§ Task to complete:
Print the full set of records below, character for character and picture-free.

§ Information:
-- Opening Marker --
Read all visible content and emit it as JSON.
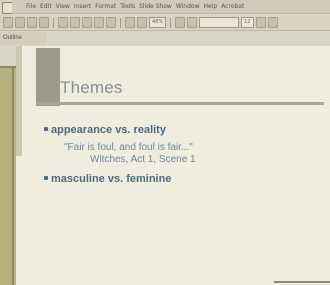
{
  "menubar": {
    "items": [
      "File",
      "Edit",
      "View",
      "Insert",
      "Format",
      "Tools",
      "Slide Show",
      "Window",
      "Help",
      "Acrobat"
    ]
  },
  "toolbar": {
    "zoom": "48%",
    "font_size": "12"
  },
  "view": {
    "label": "Outline"
  },
  "slide": {
    "title": "Themes",
    "bullet1": "appearance vs. reality",
    "quote_line1": "\"Fair is foul, and foul is fair...\"",
    "quote_line2": "Witches, Act 1, Scene 1",
    "bullet2": "masculine vs. feminine"
  },
  "colors": {
    "background": "#b9b67f",
    "slide_bg": "#efece0",
    "title": "#8a8f96",
    "bullet_text": "#4f6a80",
    "quote_text": "#6f87a0"
  }
}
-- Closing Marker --
§ Output for this exercise:
Read all visible content and emit it as JSON.
{
  "menubar": {
    "items": [
      "File",
      "Edit",
      "View",
      "Insert",
      "Format",
      "Tools",
      "Slide Show",
      "Window",
      "Help",
      "Acrobat"
    ]
  },
  "toolbar": {
    "zoom": "48%",
    "font_size": "12"
  },
  "view": {
    "label": "Outline"
  },
  "slide": {
    "title": "Themes",
    "bullet1": "appearance vs. reality",
    "quote_line1": "\"Fair is foul, and foul is fair...\"",
    "quote_line2": "Witches, Act 1, Scene 1",
    "bullet2": "masculine vs. feminine"
  },
  "colors": {
    "background": "#b9b67f",
    "slide_bg": "#efece0",
    "title": "#8a8f96",
    "bullet_text": "#4f6a80",
    "quote_text": "#6f87a0"
  }
}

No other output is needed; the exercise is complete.